[SYDNEY] The New Zealand dollar skidded lower on Thursday after the country's central bank dashed bulls' hopes that a rate hike would happen sooner rather than later, also pressuring its Australian cousin.
The New Zealand dollar dropped to US$0.7225, from US$0.7300 the previous session and away from a three-month peak of US$0.7375 touched earlier this week. Support was found at US$0.7180.
The kiwi has shed more than one per cent this week and if sustained, it would represent the first weekly loss this year.
The Reserve Bank of New Zealand (RBNZ) kept rates at a record low of 1.75 per cent on Thursday, as expected, and said that any tightening in policy might be at least two years away.
The market had been pricing in a move around late 2017.

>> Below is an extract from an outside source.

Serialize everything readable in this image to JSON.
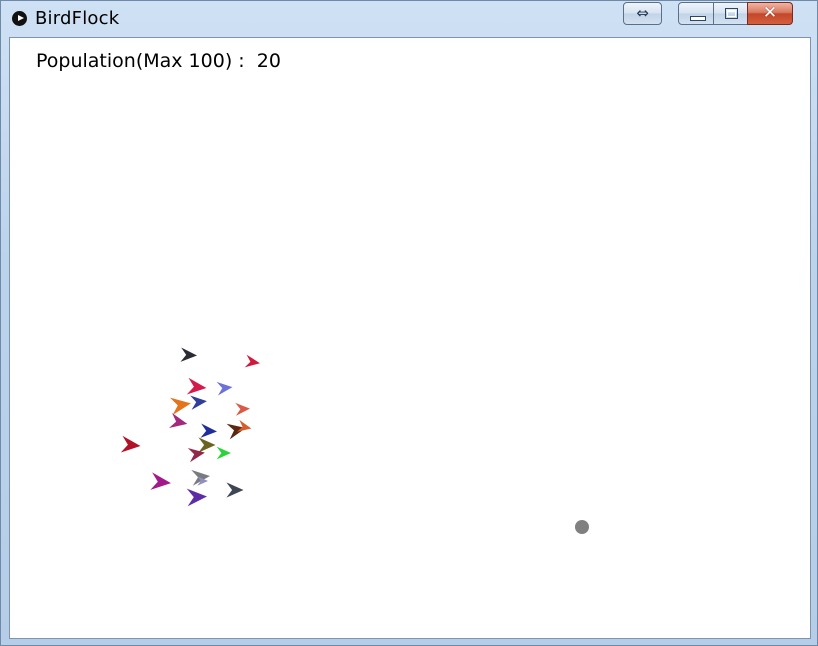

"The RBNZ's statement reminded market participants that rate hikes are some way off," said Nick Tuffley, chief economist at ASB.
"The market has moved from having a rate hike largely priced in by the end of the year, to a 50 per cent chance."
New Zealand government bonds gained, with yields as much as eight basis points lower.
The kiwi fell against its Aussie cousin which rose to NZ$1.0550. A break above NZ$1.0572 would be the highest since November.
The euro also received a fillip to touch NZ$1.4785 , away from a two-year low hit earlier this week.
With all that selling in the kiwi, the Australian dollar fell in sympathy to be down 0.3 per cent against its US peer at US$0.7621.
The Aussie has slipped around one per cent so far this week, after repeatedly failing to breach a key chart resistance level at 77 US cents. Support was found near US$0.7605.
Still, it remained within reach of a three-month peak of US$0.7696 touched last week after Australia posted its biggest-ever trade surplus.
The euro regained some ground to A$1.4018, having fallen on Wednesday as far as A$1.3925, the lowest since May 2015.
Australian government bond futures rose to two-month highs, with the three-year bond contract up three ticks at 98.090. The 10-year contract gained six ticks to 97.3350, while the 20-year contract added 6.5 ticks to 96.7000.